A Webster County native was sentenced in U.S. Federal Court last week for allegedly stealing almost a half million dollars from clients in a stock management scheme between November 2016 and August 2017.

Jerry Wayne Simpson, formerly of Clay, pleaded guilty to three charges of wire fraud at the United States District Court for the Western District of Kentucky in Owensboro on Monday, June 15.

Simpson was a financial advisor with Thrivent Investment Management Inc. in Madisonville from August 21, 2015 through December 15, 2017. During that time authorities say that he allegedly made false misrepresentations and filed false paperwork in order to steal $488,136.97 from three different clients.

He was indicted on the three wire fraud charges in January of 2019 by a Federal Grand Jury.

According to the indictment, Between November 2016 and August 2017, Simpson forged the name of victim one and submitted fraudulent paperwork to Thrivent requesting money be sent to his own bank account at Independence Bank totaling $248,000.

In September of 2017, the husband of victim two passed away leaving a life insurance policy worth $82,000. Simpson told the widow that the policy had been for just $69,000, but that her husband had taken out a loan against the policy. In October of 2017 he had the entire amount deposited in his own bank account, then sent the victim a check for $54,769.09.

Victim three was the uncle of a Thrivent client who passed away, leaving him a $128,017 annuity. Simpson falsely told the victim that the annuity had to be cashed in and turned over the estate’s attorney, but instead sent paper work that led to the entire amount being deposited into his own personal bank account.

After entering a guilty plea last week, Simpson was sentenced to 27 months in prison, and ordered to payback the stolen $488,136.97 to Chubb Limited, Thrivent Investment Management’s insurance provider. Chubb Limited covered the money reportedly stolen from the four plaintiffs.

According to BrockerCheck, Simpson was indefinitely barred by the Financial Industry Regulatory Authority (FINRA) in 2018 after failing to make notice of a previous felony charge on his record.

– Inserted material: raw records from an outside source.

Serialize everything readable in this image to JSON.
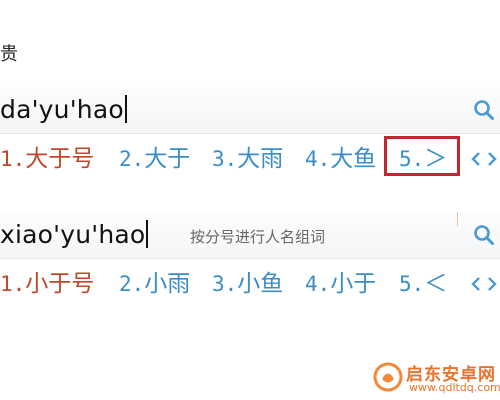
{
  "fragment": {
    "text": "贵"
  },
  "ime_one": {
    "composition": "da'yu'hao",
    "hint": "",
    "candidates": [
      {
        "num": "1.",
        "text": "大于号",
        "selected": true
      },
      {
        "num": "2.",
        "text": "大于",
        "selected": false
      },
      {
        "num": "3.",
        "text": "大雨",
        "selected": false
      },
      {
        "num": "4.",
        "text": "大鱼",
        "selected": false
      },
      {
        "num": "5.",
        "text": "＞",
        "selected": false
      }
    ],
    "highlighted_candidate": "5"
  },
  "ime_two": {
    "composition": "xiao'yu'hao",
    "hint": "按分号进行人名组词",
    "candidates": [
      {
        "num": "1.",
        "text": "小于号",
        "selected": true
      },
      {
        "num": "2.",
        "text": "小雨",
        "selected": false
      },
      {
        "num": "3.",
        "text": "小鱼",
        "selected": false
      },
      {
        "num": "4.",
        "text": "小于",
        "selected": false
      },
      {
        "num": "5.",
        "text": "＜",
        "selected": false
      }
    ]
  },
  "watermark": {
    "title": "启东安卓网",
    "url": "www.qdltdq.com"
  },
  "colors": {
    "selected_candidate": "#c0472a",
    "candidate": "#3a8dc7",
    "highlight_box": "#c0262e",
    "search_icon": "#3a8dc7",
    "watermark": "#e8742c"
  },
  "icons": [
    "search-icon",
    "page-left-icon",
    "page-right-icon",
    "watermark-logo-icon"
  ]
}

On December 12, 2011 he was charged with theft by failure to make required disposition of property worth $10,000 or more. That charge was amended to “Wanton Abuse/Neglect of Adult by a person” in March of 2017.

That charge is still pending in Webster County Circuit Court. His next appearance in court for that case will be on July 2.

Prior to working for Thrivent Investment, Simpson’s work history according to FINRA includes First Baptist Church in Madisonville; Woodman Financial Services of Omaha, NE; Green Grove Baptist Church in Providence; Combined Insurance in Clay; and Allstate Insurance in Madisonville.

Contact Matt Hughes at matt@journalenterprise.com or 270-667-2069